Post 10, Question J: The effects of Hetero-sexism

I believe LGBT youth the documentary film "Queer Streets" respresent the damage of the current methods of dealing with LGBT issues in general. Because these youths made the decision make their sexual identity public, they where cast off society and forced to leave their homes and flock to New York City seeking a better life. However, what they got was a life of homelessness, drugs, and sexual slavery.

When I first saw this film I was of the opinion that most of the youths problems where of their own creation, after all it was their misguided choice to come to New York in the first place, and it was their choice to pursue drugs and prostitution. I summed it up as the typical problems of misguided teens who want to rebel against society.

However, after thinking about it for a while I realized that while there was a tad of "adolescent angst" to their problems, I saw that most of the problems they were facing were in reaction to societies oppression, things non-LGBT youth do not have the additional burden of facing.

Whenever I was in crisis or times of need I knew I could always depend on my family as a last resort to help me out of whatever hole I had dug myself into. These youths were cast away from their familes (or had none in the first place) their was no one to relay on. They face all of the difficult task of cleaning themselves up, with little or no support. Their social circles were lacking too, as they were constantly surrounded by others with similar problems, who often encouraged their behavior. They had no role models, no one to look up to.

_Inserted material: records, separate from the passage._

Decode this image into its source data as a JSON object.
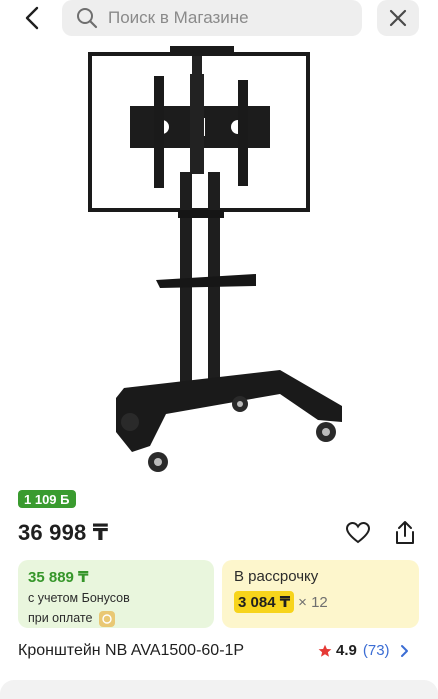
{
  "search": {
    "placeholder": "Поиск в Магазине"
  },
  "product": {
    "bonus_badge": "1 109 Б",
    "price": "36 998 ₸",
    "title": "Кронштейн NB AVA1500-60-1P",
    "rating": "4.9",
    "reviews": "(73)"
  },
  "bonus_card": {
    "amount": "35 889 ₸",
    "line1": "с учетом Бонусов",
    "line2": "при оплате"
  },
  "installment_card": {
    "title": "В рассрочку",
    "monthly": "3 084 ₸",
    "months": "× 12"
  },
  "icons": {
    "back": "chevron-left-icon",
    "search": "search-icon",
    "close": "close-icon",
    "favorite": "heart-icon",
    "share": "share-icon",
    "star": "star-icon",
    "coin": "coin-icon",
    "rating_chevron": "chevron-right-icon"
  },
  "colors": {
    "bonus_green": "#3a9b2f",
    "install_yellow": "#f7d41b",
    "link_blue": "#3b6dd4",
    "star_red": "#e53935"
  }
}
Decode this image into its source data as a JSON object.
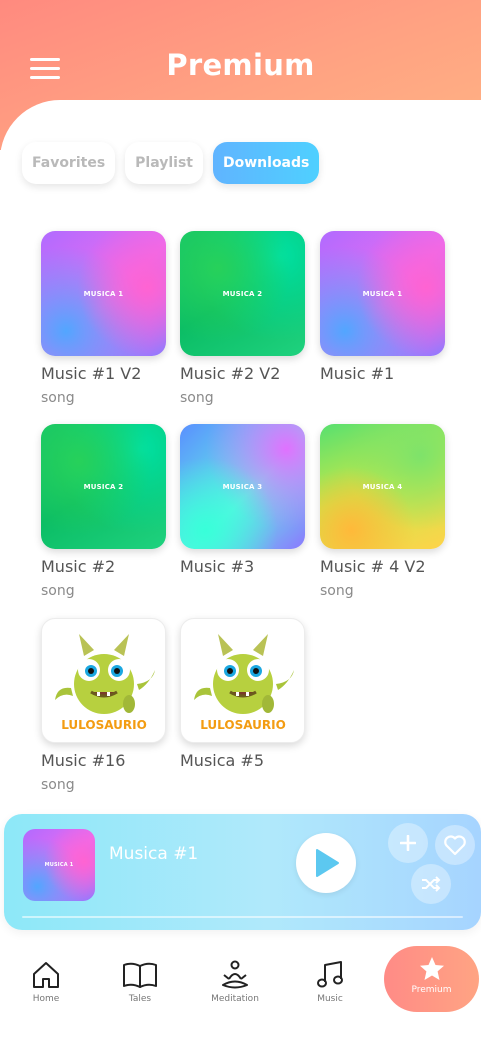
{
  "header": {
    "title": "Premium"
  },
  "tabs": [
    {
      "label": "Favorites",
      "active": false
    },
    {
      "label": "Playlist",
      "active": false
    },
    {
      "label": "Downloads",
      "active": true
    }
  ],
  "items": [
    {
      "title": "Music #1 V2",
      "subtitle": "song",
      "thumb_label": "MUSICA 1"
    },
    {
      "title": "Music #2 V2",
      "subtitle": "song",
      "thumb_label": "MUSICA 2"
    },
    {
      "title": "Music #1",
      "subtitle": "",
      "thumb_label": "MUSICA 1"
    },
    {
      "title": "Music #2",
      "subtitle": "song",
      "thumb_label": "MUSICA 2"
    },
    {
      "title": "Music #3",
      "subtitle": "",
      "thumb_label": "MUSICA 3"
    },
    {
      "title": "Music # 4 V2",
      "subtitle": "song",
      "thumb_label": "MUSICA 4"
    },
    {
      "title": "Music #16",
      "subtitle": "song",
      "thumb_label": "LULOSAURIO"
    },
    {
      "title": "Musica #5",
      "subtitle": "",
      "thumb_label": "LULOSAURIO"
    }
  ],
  "player": {
    "title": "Musica #1",
    "thumb_label": "MUSICA 1"
  },
  "nav": [
    {
      "label": "Home",
      "icon": "home-icon"
    },
    {
      "label": "Tales",
      "icon": "book-icon"
    },
    {
      "label": "Meditation",
      "icon": "meditation-icon"
    },
    {
      "label": "Music",
      "icon": "music-note-icon"
    },
    {
      "label": "Premium",
      "icon": "star-icon",
      "active": true
    }
  ],
  "colors": {
    "header_gradient": [
      "#ff8a7f",
      "#ffb384"
    ],
    "active_tab": "#4fc3ff",
    "player_bg": "#a6e4fb",
    "premium_nav": "#ff9484"
  }
}
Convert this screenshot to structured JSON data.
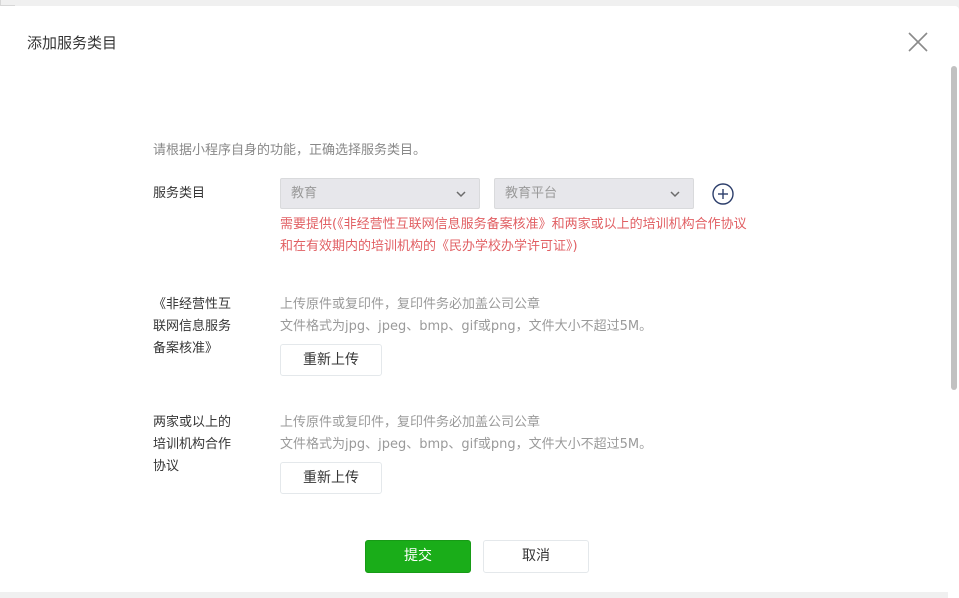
{
  "dialog": {
    "title": "添加服务类目"
  },
  "form": {
    "hint": "请根据小程序自身的功能，正确选择服务类目。",
    "category_label": "服务类目",
    "primary_select": {
      "selected": "教育"
    },
    "secondary_select": {
      "selected": "教育平台"
    },
    "warning_lines": [
      "需要提供(《非经营性互联网信息服务备案核准》和两家或以上的培训机构合作协议",
      "和在有效期内的培训机构的《民办学校办学许可证》)"
    ]
  },
  "uploads": [
    {
      "label_lines": [
        "《非经营性互",
        "联网信息服务",
        "备案核准》"
      ],
      "desc_lines": [
        "上传原件或复印件，复印件务必加盖公司公章",
        "文件格式为jpg、jpeg、bmp、gif或png，文件大小不超过5M。"
      ],
      "button_label": "重新上传"
    },
    {
      "label_lines": [
        "两家或以上的",
        "培训机构合作",
        "协议"
      ],
      "desc_lines": [
        "上传原件或复印件，复印件务必加盖公司公章",
        "文件格式为jpg、jpeg、bmp、gif或png，文件大小不超过5M。"
      ],
      "button_label": "重新上传"
    }
  ],
  "footer": {
    "submit_label": "提交",
    "cancel_label": "取消"
  },
  "colors": {
    "primary": "#1aad19",
    "warning": "#e15f63",
    "muted": "#9a9a9a",
    "text": "#353535"
  },
  "icons": {
    "close": "close-icon",
    "add": "plus-circle-icon",
    "chevron": "chevron-down-icon"
  }
}
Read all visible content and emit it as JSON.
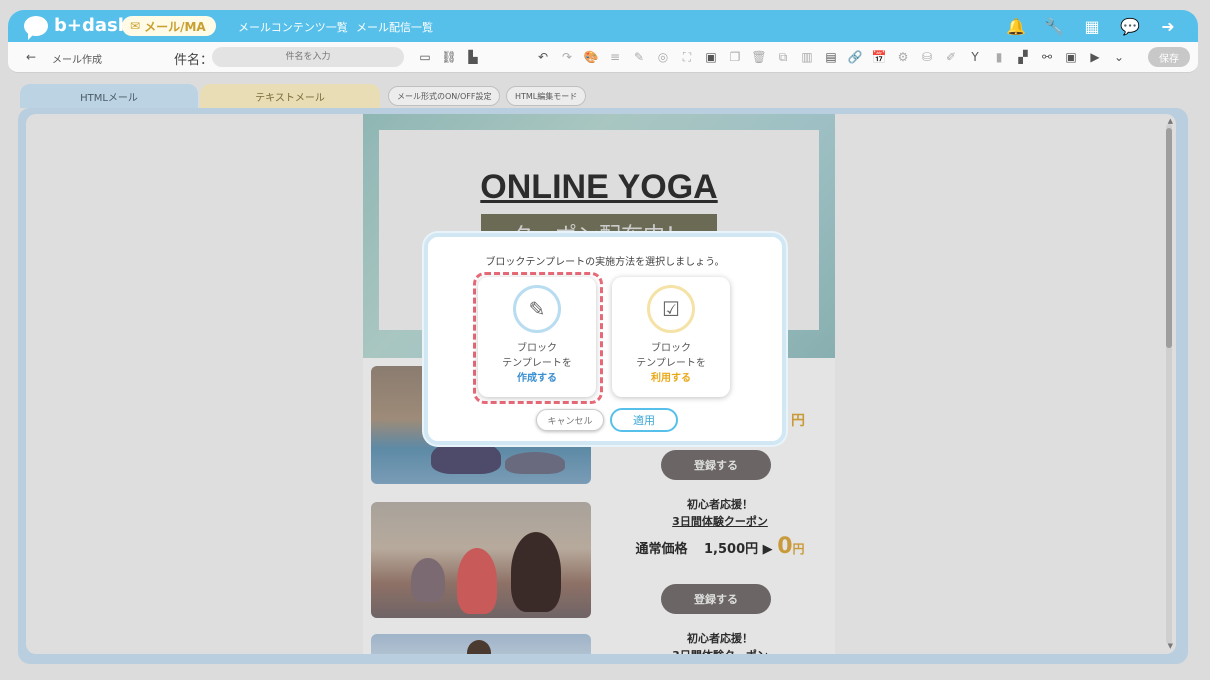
{
  "app": {
    "logo_text": "b+dash",
    "module_pill": "メール/MA",
    "nav": [
      "メールコンテンツ一覧",
      "メール配信一覧"
    ]
  },
  "toolbar": {
    "back_label": "メール作成",
    "subject_label": "件名：",
    "subject_placeholder": "件名を入力",
    "save_label": "保存"
  },
  "tabs": {
    "html": "HTMLメール",
    "text": "テキストメール",
    "format_toggle": "メール形式のON/OFF設定",
    "html_edit": "HTML編集モード"
  },
  "mail": {
    "hero_title": "ONLINE YOGA",
    "hero_banner": "クーポン配布中！",
    "cta_label": "登録する",
    "promo_line1": "初心者応援！",
    "promo_line2": "3日間体験クーポン",
    "price_label": "通常価格",
    "price_regular": "1,500円",
    "price_arrow": "▶",
    "price_new": "0",
    "price_unit": "円",
    "partial_yen": "円"
  },
  "modal": {
    "title": "ブロックテンプレートの実施方法を選択しましょう。",
    "create": {
      "line1": "ブロック",
      "line2": "テンプレートを",
      "line3": "作成する"
    },
    "use": {
      "line1": "ブロック",
      "line2": "テンプレートを",
      "line3": "利用する"
    },
    "cancel_label": "キャンセル",
    "apply_label": "適用"
  },
  "colors": {
    "header": "#56c0ea",
    "accent_blue": "#3a8fd1",
    "accent_yellow": "#e9a91b",
    "selected_outline": "#e86a78"
  }
}
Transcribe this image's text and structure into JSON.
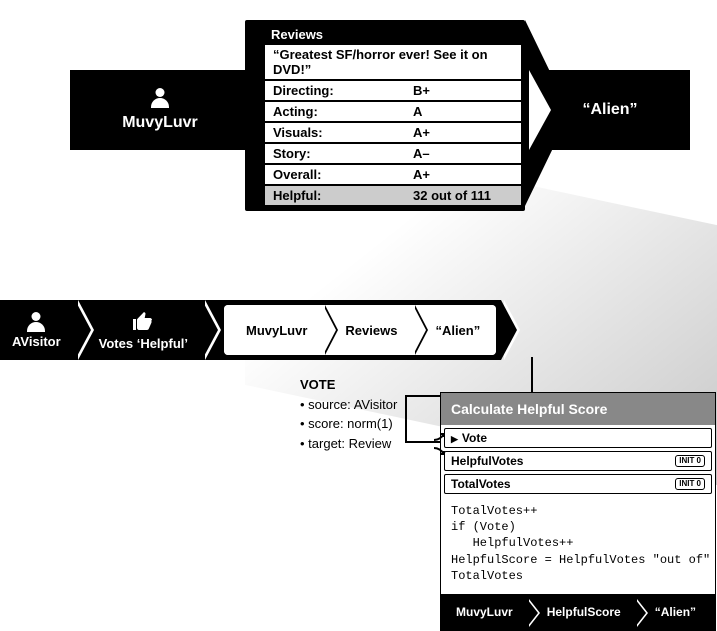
{
  "reviewer": {
    "name": "MuvyLuvr"
  },
  "target": {
    "title": "“Alien”"
  },
  "review": {
    "header": "Reviews",
    "quote": "“Greatest SF/horror ever! See it on DVD!”",
    "rows": [
      {
        "label": "Directing:",
        "value": "B+"
      },
      {
        "label": "Acting:",
        "value": "A"
      },
      {
        "label": "Visuals:",
        "value": "A+"
      },
      {
        "label": "Story:",
        "value": "A–"
      },
      {
        "label": "Overall:",
        "value": "A+"
      }
    ],
    "helpful": {
      "label": "Helpful:",
      "value": "32 out of 111"
    }
  },
  "chain": {
    "visitor": "AVisitor",
    "action": "Votes ‘Helpful’",
    "path": [
      "MuvyLuvr",
      "Reviews",
      "“Alien”"
    ]
  },
  "vote": {
    "title": "VOTE",
    "lines": [
      "• source: AVisitor",
      "• score: norm(1)",
      "• target: Review"
    ]
  },
  "calc": {
    "title": "Calculate Helpful Score",
    "rows": [
      {
        "label": "Vote",
        "arrow": true,
        "init": false
      },
      {
        "label": "HelpfulVotes",
        "arrow": false,
        "init": true
      },
      {
        "label": "TotalVotes",
        "arrow": false,
        "init": true
      }
    ],
    "init_label": "INIT\n0",
    "code": "TotalVotes++\nif (Vote)\n   HelpfulVotes++\nHelpfulScore = HelpfulVotes \"out of\"\nTotalVotes",
    "footer": [
      "MuvyLuvr",
      "HelpfulScore",
      "“Alien”"
    ]
  }
}
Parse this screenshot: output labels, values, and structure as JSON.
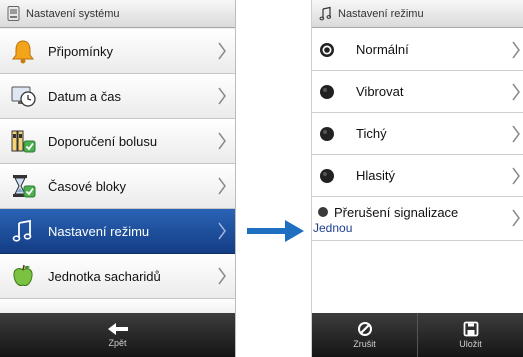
{
  "left_screen": {
    "title": "Nastavení systému",
    "items": [
      {
        "label": "Připomínky",
        "icon": "bell-icon"
      },
      {
        "label": "Datum a čas",
        "icon": "clock-monitor-icon"
      },
      {
        "label": "Doporučení bolusu",
        "icon": "bolus-advice-icon"
      },
      {
        "label": "Časové bloky",
        "icon": "hourglass-icon"
      },
      {
        "label": "Nastavení režimu",
        "icon": "music-note-icon",
        "selected": true
      },
      {
        "label": "Jednotka sacharidů",
        "icon": "apple-icon"
      }
    ],
    "bottom": {
      "back_label": "Zpět"
    }
  },
  "right_screen": {
    "title": "Nastavení režimu",
    "options": [
      {
        "label": "Normální",
        "selected": true
      },
      {
        "label": "Vibrovat",
        "selected": false
      },
      {
        "label": "Tichý",
        "selected": false
      },
      {
        "label": "Hlasitý",
        "selected": false
      }
    ],
    "signal_pause": {
      "label": "Přerušení signalizace",
      "value": "Jednou"
    },
    "bottom": {
      "cancel_label": "Zrušit",
      "save_label": "Uložit"
    }
  },
  "colors": {
    "selected_row": "#1e4fa0",
    "arrow": "#1f6fc0",
    "bottom_bar": "#2a2a2a"
  }
}
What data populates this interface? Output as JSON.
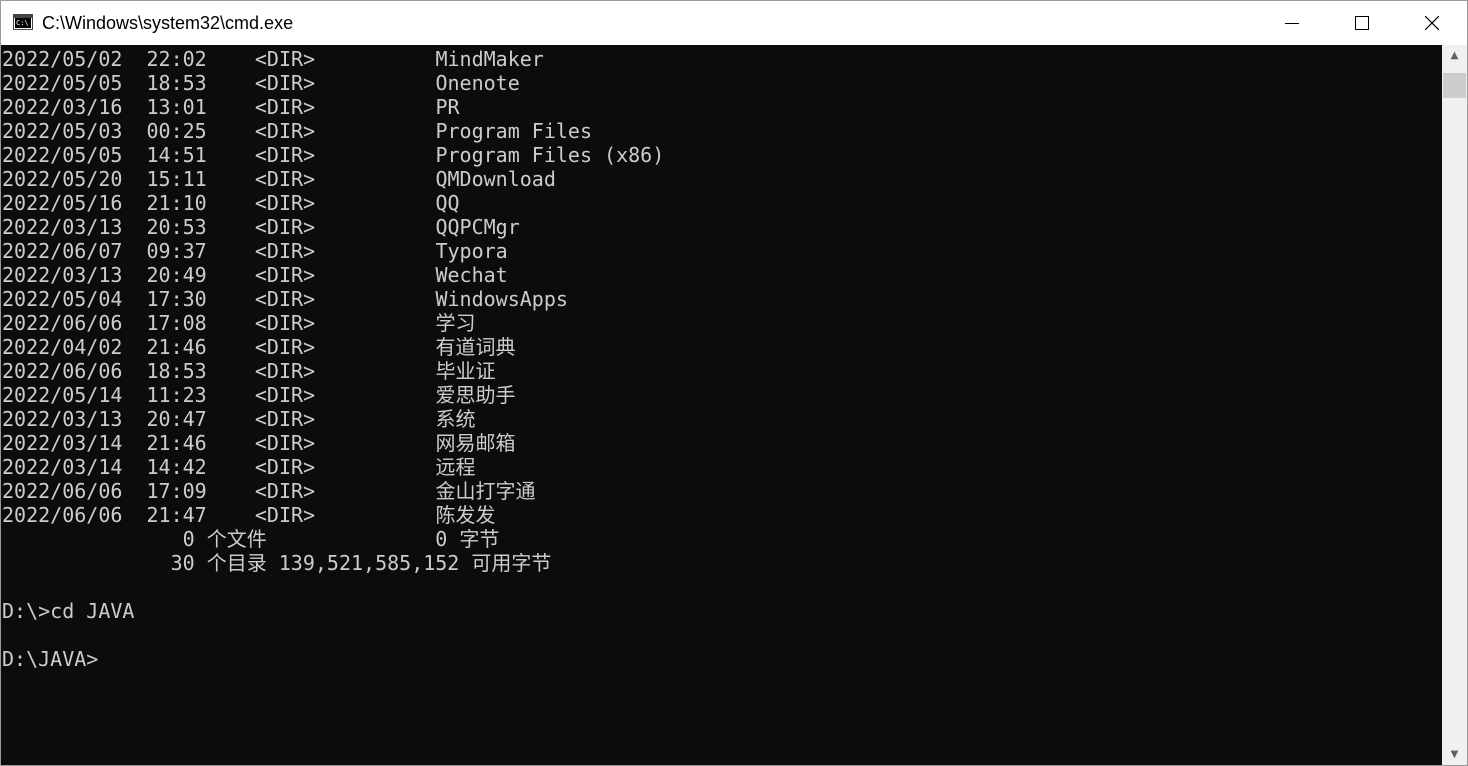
{
  "window": {
    "title": "C:\\Windows\\system32\\cmd.exe",
    "icon": "cmd-icon",
    "icon_text": "C:\\",
    "buttons": {
      "minimize": "minimize-icon",
      "maximize": "maximize-icon",
      "close": "close-icon"
    }
  },
  "colors": {
    "console_bg": "#0c0c0c",
    "console_fg": "#cccccc",
    "titlebar_bg": "#ffffff",
    "scrollbar_bg": "#f0f0f0",
    "scrollbar_thumb": "#cdcdcd"
  },
  "console": {
    "lines": [
      "2022/05/02  22:02    <DIR>          MindMaker",
      "2022/05/05  18:53    <DIR>          Onenote",
      "2022/03/16  13:01    <DIR>          PR",
      "2022/05/03  00:25    <DIR>          Program Files",
      "2022/05/05  14:51    <DIR>          Program Files (x86)",
      "2022/05/20  15:11    <DIR>          QMDownload",
      "2022/05/16  21:10    <DIR>          QQ",
      "2022/03/13  20:53    <DIR>          QQPCMgr",
      "2022/06/07  09:37    <DIR>          Typora",
      "2022/03/13  20:49    <DIR>          Wechat",
      "2022/05/04  17:30    <DIR>          WindowsApps",
      "2022/06/06  17:08    <DIR>          学习",
      "2022/04/02  21:46    <DIR>          有道词典",
      "2022/06/06  18:53    <DIR>          毕业证",
      "2022/05/14  11:23    <DIR>          爱思助手",
      "2022/03/13  20:47    <DIR>          系统",
      "2022/03/14  21:46    <DIR>          网易邮箱",
      "2022/03/14  14:42    <DIR>          远程",
      "2022/06/06  17:09    <DIR>          金山打字通",
      "2022/06/06  21:47    <DIR>          陈发发",
      "               0 个文件              0 字节",
      "              30 个目录 139,521,585,152 可用字节",
      "",
      "D:\\>cd JAVA",
      "",
      "D:\\JAVA>"
    ]
  },
  "scrollbar": {
    "up_icon": "scroll-up-arrow-icon",
    "down_icon": "scroll-down-arrow-icon",
    "up_glyph": "▲",
    "down_glyph": "▼"
  }
}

At the root of most of the problems was societies hetro-sexism. Most of these kids were cast from their homes or circles for being different. They were then denined employment simply because their legal gender did not match their social one. Finally, they where required to fulfill the stereotypical expectations of being "evil homosexuals" by doing drugs and working in the sex trade. This is very similar to a topic I talked about before where oppression and disenfranchisement are systematic and long lasting, due to the fact that those who are believed to be "evil", lack the social support to be anything but "evil".